Give only the number of lines in the data that contain the word "Play".
########
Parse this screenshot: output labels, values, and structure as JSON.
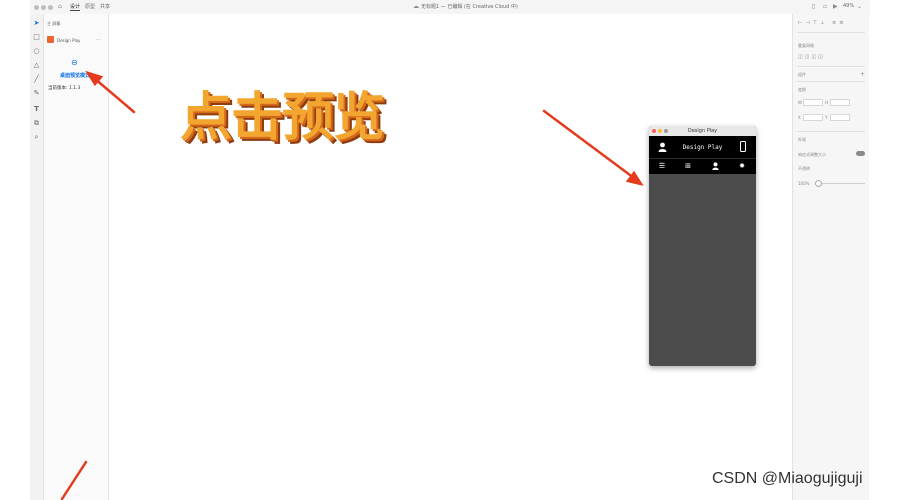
{
  "topbar": {
    "tabs": [
      "设计",
      "原型",
      "共享"
    ],
    "document_title": "无标题1 — 已编辑 (在 Creative Cloud 中)",
    "zoom": "49%"
  },
  "left_panel": {
    "header": "主 屏幕",
    "artboard_name": "Design Play",
    "link_icon": "link-icon",
    "share_link_label": "桌面预览模式",
    "version_label": "当前版本: 1.1.3"
  },
  "right_panel": {
    "section_repeat_grid": "重复网格",
    "section_component": "组件",
    "section_transform": "变换",
    "field_w": "W",
    "field_h": "H",
    "field_x": "X",
    "field_y": "Y",
    "section_appearance": "外观",
    "appearance_responsive": "响应式调整大小",
    "section_opacity": "不透明",
    "opacity_value": "100%"
  },
  "headline": "点击预览",
  "preview": {
    "window_title": "Design Play",
    "app_title": "Design Play",
    "header_left_icon": "user-icon",
    "header_right_icon": "phone-icon",
    "nav_icons": [
      "menu-icon",
      "gift-icon",
      "user-icon",
      "settings-icon"
    ]
  },
  "annotations": {
    "arrow_color": "#e53a1e"
  },
  "watermark": "CSDN @Miaogujiguji"
}
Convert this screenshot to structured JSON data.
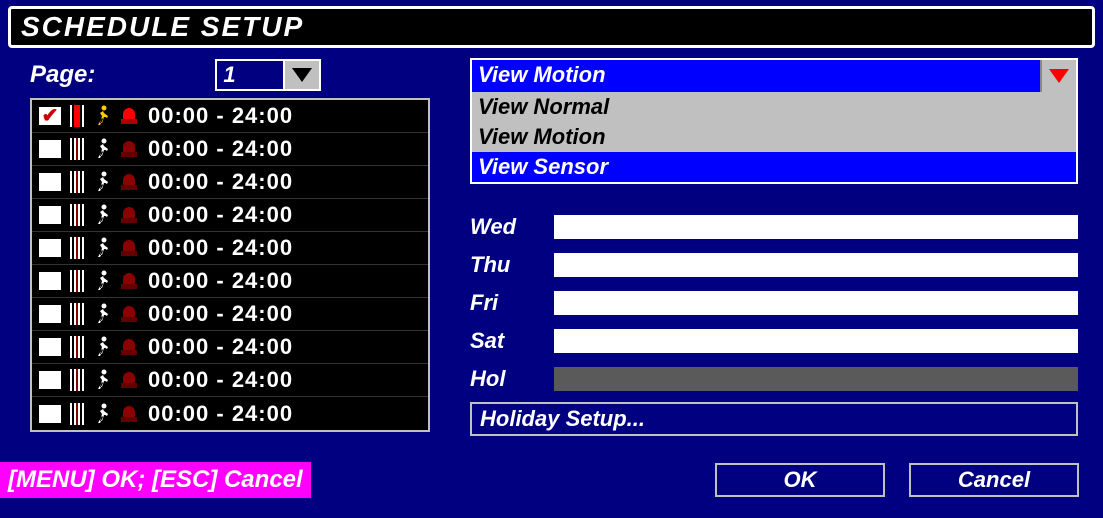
{
  "title": "SCHEDULE SETUP",
  "page": {
    "label": "Page:",
    "value": "1"
  },
  "schedule_rows": [
    {
      "checked": true,
      "film_active": true,
      "walker_color": "#ffcc00",
      "siren": "red",
      "time": "00:00 - 24:00"
    },
    {
      "checked": false,
      "film_active": false,
      "walker_color": "#ffffff",
      "siren": "dark",
      "time": "00:00 - 24:00"
    },
    {
      "checked": false,
      "film_active": false,
      "walker_color": "#ffffff",
      "siren": "dark",
      "time": "00:00 - 24:00"
    },
    {
      "checked": false,
      "film_active": false,
      "walker_color": "#ffffff",
      "siren": "dark",
      "time": "00:00 - 24:00"
    },
    {
      "checked": false,
      "film_active": false,
      "walker_color": "#ffffff",
      "siren": "dark",
      "time": "00:00 - 24:00"
    },
    {
      "checked": false,
      "film_active": false,
      "walker_color": "#ffffff",
      "siren": "dark",
      "time": "00:00 - 24:00"
    },
    {
      "checked": false,
      "film_active": false,
      "walker_color": "#ffffff",
      "siren": "dark",
      "time": "00:00 - 24:00"
    },
    {
      "checked": false,
      "film_active": false,
      "walker_color": "#ffffff",
      "siren": "dark",
      "time": "00:00 - 24:00"
    },
    {
      "checked": false,
      "film_active": false,
      "walker_color": "#ffffff",
      "siren": "dark",
      "time": "00:00 - 24:00"
    },
    {
      "checked": false,
      "film_active": false,
      "walker_color": "#ffffff",
      "siren": "dark",
      "time": "00:00 - 24:00"
    }
  ],
  "view": {
    "selected": "View Motion",
    "options": [
      "View Normal",
      "View Motion",
      "View Sensor"
    ],
    "highlight_index": 2
  },
  "days": [
    {
      "label": "Wed",
      "bar": "white"
    },
    {
      "label": "Thu",
      "bar": "white"
    },
    {
      "label": "Fri",
      "bar": "white"
    },
    {
      "label": "Sat",
      "bar": "white"
    },
    {
      "label": "Hol",
      "bar": "gray"
    }
  ],
  "holiday_button": "Holiday Setup...",
  "hint": "[MENU] OK; [ESC] Cancel",
  "buttons": {
    "ok": "OK",
    "cancel": "Cancel"
  }
}
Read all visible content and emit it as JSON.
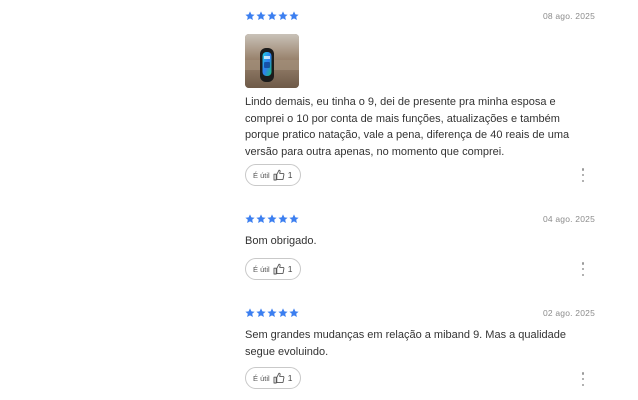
{
  "colors": {
    "star": "#3c7ff0",
    "text": "#333333",
    "date": "#8c8c8c"
  },
  "reviews": [
    {
      "rating": 5,
      "date": "08 ago. 2025",
      "has_photo": true,
      "text": "Lindo demais, eu tinha o 9, dei de presente pra minha esposa e comprei o 10 por conta de mais funções, atualizações e também porque pratico natação, vale a pena, diferença de 40 reais de uma versão para outra apenas, no momento que comprei.",
      "helpful_label": "É útil",
      "helpful_count": "1",
      "icons": {
        "helpful": "thumbs-up-icon",
        "more": "more-vertical-icon"
      }
    },
    {
      "rating": 5,
      "date": "04 ago. 2025",
      "has_photo": false,
      "text": "Bom obrigado.",
      "helpful_label": "É útil",
      "helpful_count": "1",
      "icons": {
        "helpful": "thumbs-up-icon",
        "more": "more-vertical-icon"
      }
    },
    {
      "rating": 5,
      "date": "02 ago. 2025",
      "has_photo": false,
      "text": "Sem grandes mudanças em relação a miband 9. Mas a qualidade segue evoluindo.",
      "helpful_label": "É útil",
      "helpful_count": "1",
      "icons": {
        "helpful": "thumbs-up-icon",
        "more": "more-vertical-icon"
      }
    }
  ]
}
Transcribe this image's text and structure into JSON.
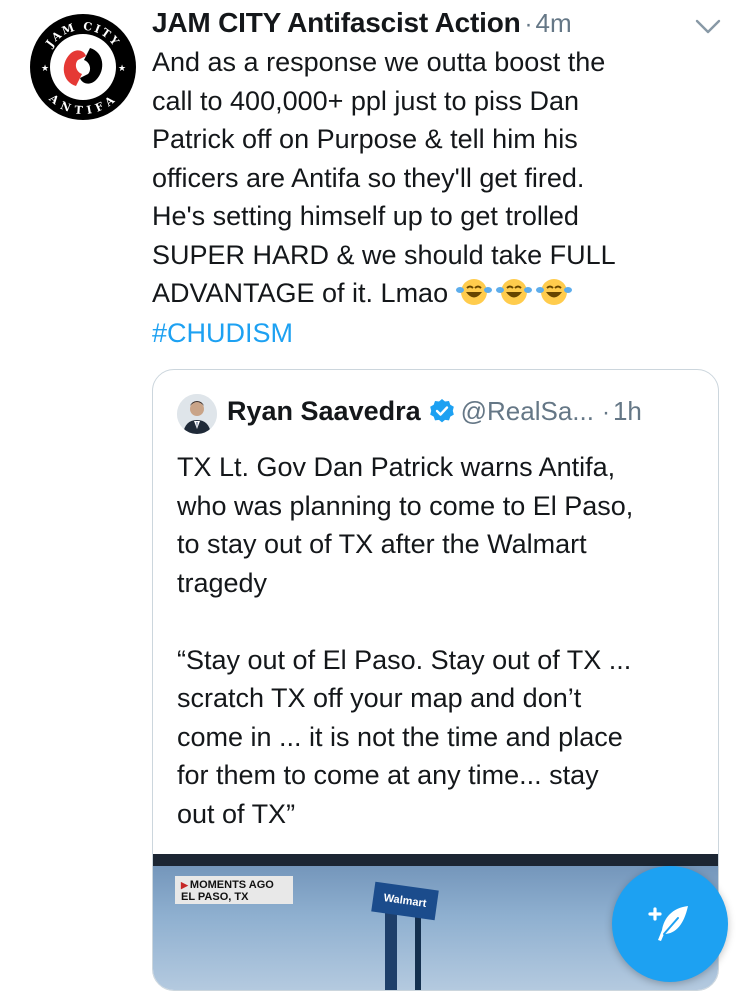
{
  "tweet": {
    "author_name": "JAM CITY Antifascist Action",
    "timestamp": "4m",
    "text": "And as a response we outta boost the\ncall to 400,000+ ppl just to piss Dan\nPatrick off on Purpose & tell him his\nofficers are Antifa so they'll get fired.\nHe's setting himself up to get trolled\nSUPER HARD & we should take FULL\nADVANTAGE of it. Lmao",
    "hashtag": "#CHUDISM",
    "avatar_text_top": "JAM CITY",
    "avatar_text_bottom": "ANTIFA"
  },
  "quote": {
    "author_name": "Ryan Saavedra",
    "handle": "@RealSa...",
    "timestamp": "1h",
    "text": "TX Lt. Gov Dan Patrick warns Antifa,\nwho was planning to come to El Paso,\nto stay out of TX after the Walmart\ntragedy\n\n“Stay out of El Paso. Stay out of TX ...\nscratch TX off your map and don’t\ncome in ... it is not the time and place\nfor them to come at any time... stay\nout of TX”",
    "media": {
      "chyron_line1": "MOMENTS AGO",
      "chyron_line2": "EL PASO, TX",
      "sign_text": "Walmart"
    }
  },
  "icons": {
    "menu": "chevron-down-icon",
    "verified": "verified-badge-icon",
    "emoji": "face-with-tears-of-joy",
    "compose": "compose-tweet-icon"
  },
  "colors": {
    "link": "#1da1f2",
    "secondary_text": "#657786",
    "antifa_red": "#e53935",
    "border": "#ccd6dd"
  }
}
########
**Response box**
3